And – remember all that resentment we talked about earlier? Should your marriage end (for whatever reason), a prenup can help make sure that important decisions aren’t being made from that place of resentment.
You may be wondering where to begin when you aren’t even sure what topics you need to talk about, but that’s where HelloPrenup comes in. The first thing you should understand is that this is not the prenup of twenty years ago. Millennials are smart, educated, and usually always have an escape plan just in case of disaster (let’s face it, we’ve been through a lot). Most importantly, we are realists. When the divorce rate continues to hover around 40-50%, we know that you can’t argue with the data.
So, of course there’s an easy-to-use, affordable, totally DIY (with a little help) platform to draft a prenup together.
That’s the best thing about HelloPrenup – you and your partner work together to create an agreement that is fair to both of you and protects both of your interests. The process will guide you through those uncomfortable convos in a really easy way, which takes away (most) of the awkwardness.
Some of the topics you’ll cover include:
- Current income
- What you expect to earn in the future
- Debt – credit cards, student loans, all things debt
- What each of you own
- What property is “yours” and what’s “theirs,” or is it all shared?
- Considerations for children from previous marriages
- Whether you wish to have separate or shared bank accounts
- How long will the agreement be enforced (or will there be a sunset clause?)
- How will you handle inheritances?
- Infidelity clauses

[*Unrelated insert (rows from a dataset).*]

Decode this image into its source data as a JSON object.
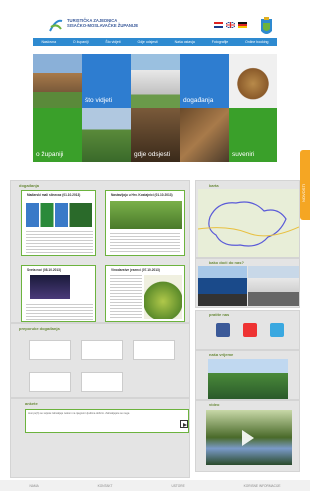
{
  "header": {
    "logo_line1": "TURISTIČKA ZAJEDNICA",
    "logo_line2": "SISAČKO-MOSLAVAČKE ŽUPANIJE"
  },
  "nav": [
    "Naslovna",
    "O županiji",
    "Što vidjeti",
    "Gdje odsjesti",
    "Naša ostavja",
    "Fotografije",
    "Online booking"
  ],
  "hero": {
    "tile_sto_vidjeti": "što vidjeti",
    "tile_dogadanja": "događanja",
    "tile_o_zupaniji": "o županiji",
    "tile_gdje_odsjesti": "gdje odsjesti",
    "tile_suveniri": "suveniri"
  },
  "side_tab": "NOVOSTI",
  "dogadanja": {
    "title": "događanja",
    "card1_title": "Mađarski mali slinecaz (01.10.2013)",
    "card2_title": "Nastavljaju u Hrv. Kostajnici (01.10.2013)",
    "card3_title": "Sveta noć (08.10.2013)",
    "card4_title": "Vinodarstve jesenci (07.10.2013)"
  },
  "karta": {
    "title": "karta"
  },
  "kako_doci": {
    "title": "kako doći do nas?"
  },
  "pratite_nas": {
    "title": "pratite nas"
  },
  "nasa_vrijeme": {
    "title": "naša vrijeme"
  },
  "video": {
    "title": "video"
  },
  "preporuke": {
    "title": "preporuke događanja"
  },
  "anketa": {
    "title": "ankete",
    "text": "Jesi pu(h) se svijeta zahvaljuje nekom na njegovim ljudima dobrim. Zahvaljujete se nega"
  },
  "footer": [
    "NAMA",
    "KONTAKT",
    "USTORE",
    "KORISNE INFORMACIJE"
  ]
}
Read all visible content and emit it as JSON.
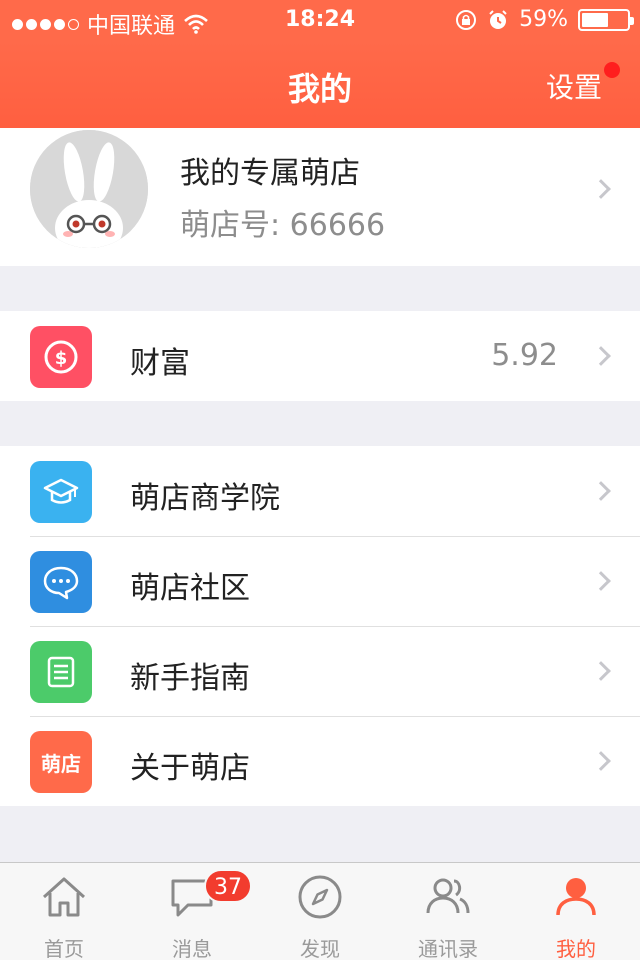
{
  "statusbar": {
    "carrier": "中国联通",
    "time": "18:24",
    "battery_text": "59%",
    "battery_level": 0.59
  },
  "header": {
    "title": "我的",
    "settings_label": "设置"
  },
  "profile": {
    "name": "我的专属萌店",
    "shop_id": "萌店号: 66666"
  },
  "wealth": {
    "label": "财富",
    "value": "5.92",
    "icon": "dollar-icon",
    "color": "#ff5064"
  },
  "menu": [
    {
      "label": "萌店商学院",
      "icon": "graduation-cap-icon",
      "color": "#3ab2f0"
    },
    {
      "label": "萌店社区",
      "icon": "chat-bubble-icon",
      "color": "#2f8ee0"
    },
    {
      "label": "新手指南",
      "icon": "document-icon",
      "color": "#4ccb6a"
    },
    {
      "label": "关于萌店",
      "icon": "brand-logo-icon",
      "icon_text": "萌店",
      "color": "#ff6a4a"
    }
  ],
  "tabbar": {
    "tabs": [
      {
        "label": "首页",
        "icon": "home-icon"
      },
      {
        "label": "消息",
        "icon": "message-icon",
        "badge": "37"
      },
      {
        "label": "发现",
        "icon": "compass-icon"
      },
      {
        "label": "通讯录",
        "icon": "contacts-icon"
      },
      {
        "label": "我的",
        "icon": "person-icon",
        "active": true
      }
    ]
  },
  "colors": {
    "accent": "#ff6a4a",
    "badge": "#f23c2e"
  }
}
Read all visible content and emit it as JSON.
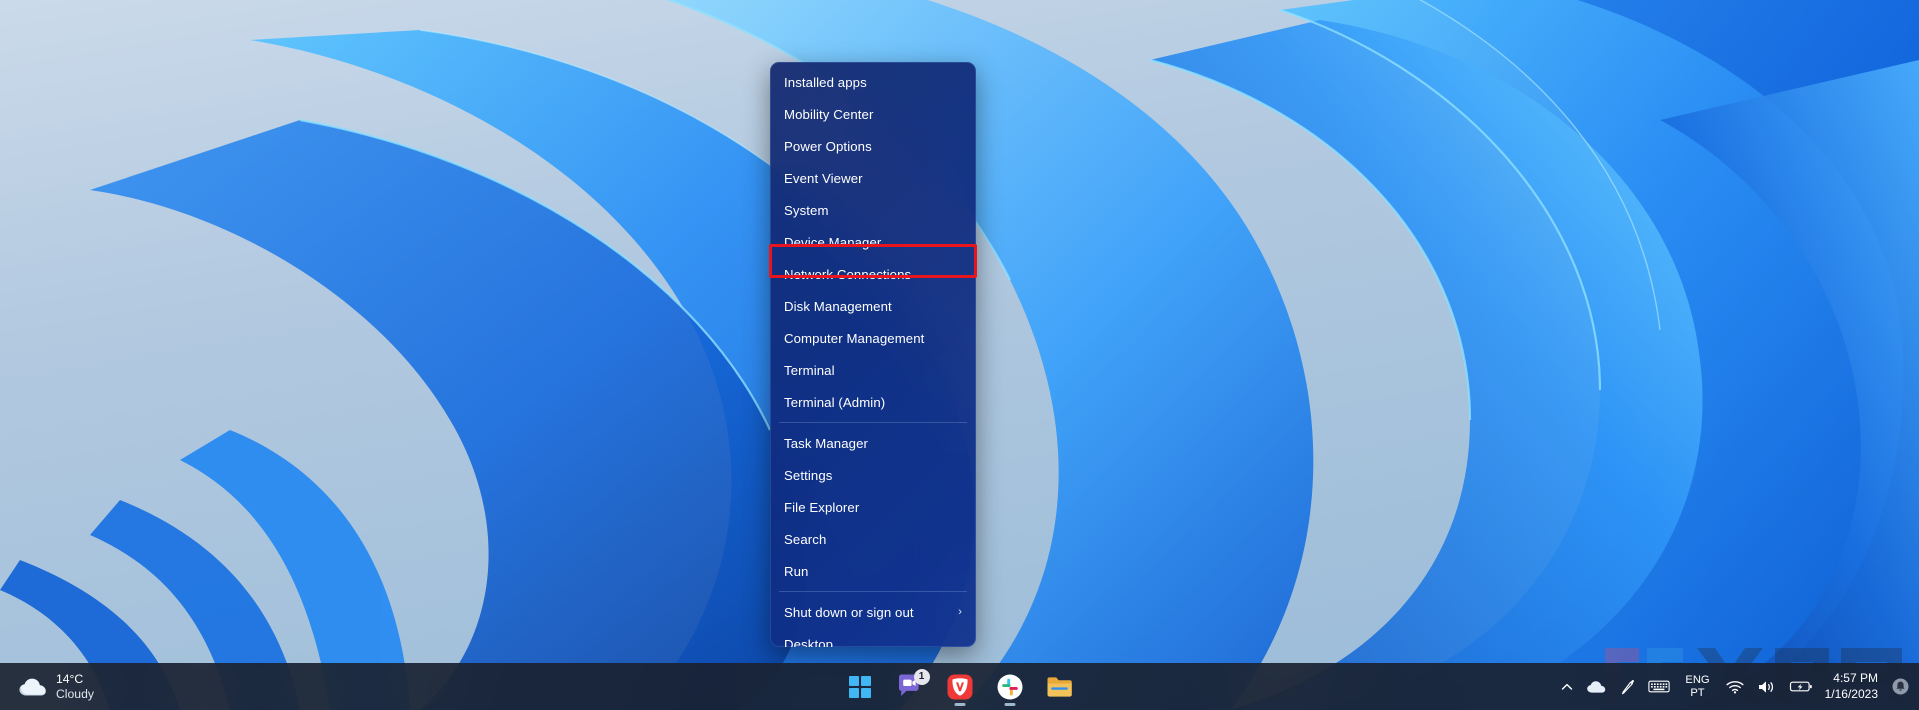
{
  "desktop": {
    "wallpaper_name": "windows-11-bloom-blue",
    "background_top_color": "#c3d4e6",
    "background_bottom_color": "#9dbcd9",
    "ribbon_color": "#1b7ff0",
    "ribbon_highlight_color": "#4fc3ff"
  },
  "winx_menu": {
    "name": "Win+X power user menu",
    "highlighted_item": "Device Manager",
    "highlight_color": "#e8141e",
    "groups": [
      {
        "items": [
          {
            "label": "Installed apps",
            "submenu": false
          },
          {
            "label": "Mobility Center",
            "submenu": false
          },
          {
            "label": "Power Options",
            "submenu": false
          },
          {
            "label": "Event Viewer",
            "submenu": false
          },
          {
            "label": "System",
            "submenu": false
          },
          {
            "label": "Device Manager",
            "submenu": false
          },
          {
            "label": "Network Connections",
            "submenu": false
          },
          {
            "label": "Disk Management",
            "submenu": false
          },
          {
            "label": "Computer Management",
            "submenu": false
          },
          {
            "label": "Terminal",
            "submenu": false
          },
          {
            "label": "Terminal (Admin)",
            "submenu": false
          }
        ]
      },
      {
        "items": [
          {
            "label": "Task Manager",
            "submenu": false
          },
          {
            "label": "Settings",
            "submenu": false
          },
          {
            "label": "File Explorer",
            "submenu": false
          },
          {
            "label": "Search",
            "submenu": false
          },
          {
            "label": "Run",
            "submenu": false
          }
        ]
      },
      {
        "items": [
          {
            "label": "Shut down or sign out",
            "submenu": true,
            "chevron": "›"
          },
          {
            "label": "Desktop",
            "submenu": false
          }
        ]
      }
    ]
  },
  "taskbar": {
    "weather": {
      "icon": "cloud-icon",
      "temperature": "14°C",
      "condition": "Cloudy"
    },
    "pinned": [
      {
        "name": "start-button",
        "label": "Start",
        "icon": "windows-logo-icon",
        "badge": null,
        "running": false
      },
      {
        "name": "chat-button",
        "label": "Chat",
        "icon": "teams-chat-icon",
        "badge": "1",
        "running": false
      },
      {
        "name": "vivaldi-button",
        "label": "Vivaldi",
        "icon": "vivaldi-icon",
        "badge": null,
        "running": true
      },
      {
        "name": "slack-button",
        "label": "Slack",
        "icon": "slack-icon",
        "badge": null,
        "running": true
      },
      {
        "name": "file-explorer-button",
        "label": "File Explorer",
        "icon": "folder-icon",
        "badge": null,
        "running": false
      }
    ],
    "tray": {
      "overflow_icon": "chevron-up-icon",
      "onedrive_icon": "cloud-onedrive-icon",
      "pen_icon": "pen-icon",
      "keyboard_icon": "touch-keyboard-icon",
      "language_line1": "ENG",
      "language_line2": "PT",
      "network_icon": "wifi-icon",
      "volume_icon": "speaker-icon",
      "battery_icon": "battery-icon",
      "time": "4:57 PM",
      "date": "1/16/2023",
      "notification_icon": "bell-icon"
    }
  },
  "watermark": {
    "text": "XDA",
    "bracket_left_color": "#e2456a",
    "bracket_right_color": "#3aa3e8"
  }
}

And other topics are bound to come up along the way. That’s the awesome thing about it, once you start these conversations, they become much easier and you’ll find that you only want to learn more about your partner. Besides, chances are you’ll just realize you’re on the same page with a lot of these topics, which will only make you feel better about moving forward with an engagement.
One of the best ways to advance a relationship forward from dating to engagement is to demonstrate your compatibility and commitment to one another. Not to mention, talking about all this super “adult” stuff helps make sure you’re both in the same place in your minds.
A relationship that starts off with honesty is always stronger than one that doesn’t. So, what are you waiting for? Put on your mom jeans or whatever makes you feel ready to talk finances, pour a couple glasses of wine, and get to work on making your relationship (and future marriage) even stronger.
Julia Rodgers is HelloPrenup’s CEO and Co-Founder. She is a Massachusetts family law attorney and true believer in the value of prenuptial agreements. HelloPrenup was created with the goal of automating the prenup process, making it more collaborative, time efficient and cost effective. Julia believes that a healthy marriage is one in which couples can openly communicate about finances and life goals. You can read more about us here Questions? Reach out to Julia directly at [email protected]